- “The kids were interested to know about where I got the problems and what we did for the evening. They were amazed that I would voluntarily spend an evening doing math, but it allowed for a class discussion about how solving problems makes me feel like a detective on a case. It's sometimes hard to get kids at this age to understand the beauty of mathematics, but hearing about how I figured out some of the problems and some of my missteps seemed to help them understand how important it is to persevere. If nothing else, they understood that I believe that learning continues throughout life.”

- "Thank you for helping to implement such a wonderful way for gathering math teachers to share our "tools of the trade". I have used SET in my classroom, and my students love it. They were very excited to be able to play a game and learn at the same time. I think it provides a great way for them to understand different sets with different attributes. Thanks again."

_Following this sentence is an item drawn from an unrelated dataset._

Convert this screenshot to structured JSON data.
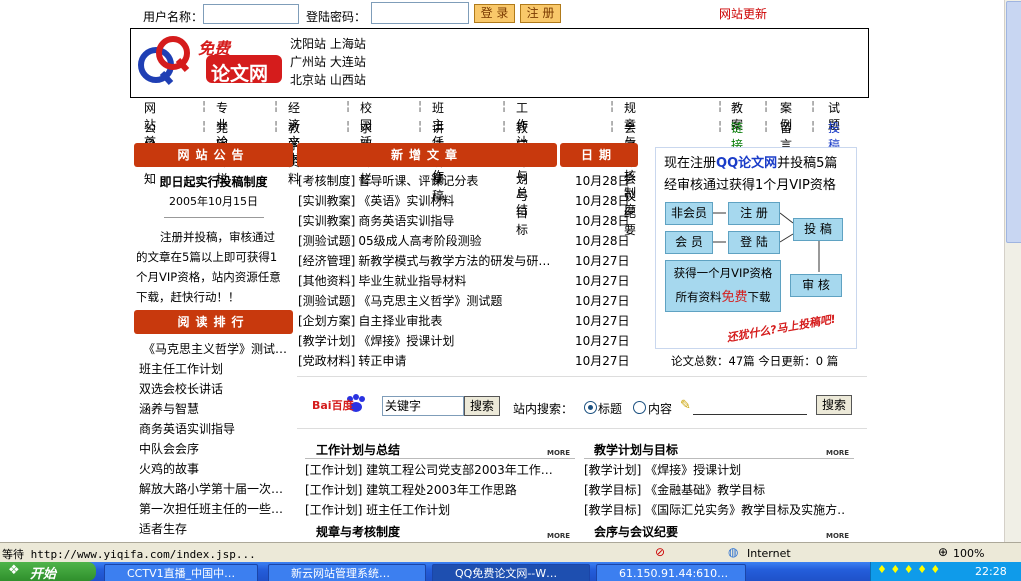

- "The March meeting was the first meeting I attended. I learned a great deal from the presentations and taught the activity to all three grade levels the same week. The students grasped the concepts within five minutes because of the power points presented during the in-service. I used the game as a whole class activity and placed two cards on the projector and the students guess the card that completed the set. It became a competition, boys against girls. The students had to respond within ten seconds. It was a little wild at first, but the students look forward to the competition. The game helped me to reinforce the probability concept. Also, the meeting encouraged me to search for more game activities to implement in the regular curriculum."

That is up to you!

There is support available from a variety of sources.

For more information visit: www. mathteacherscircle.org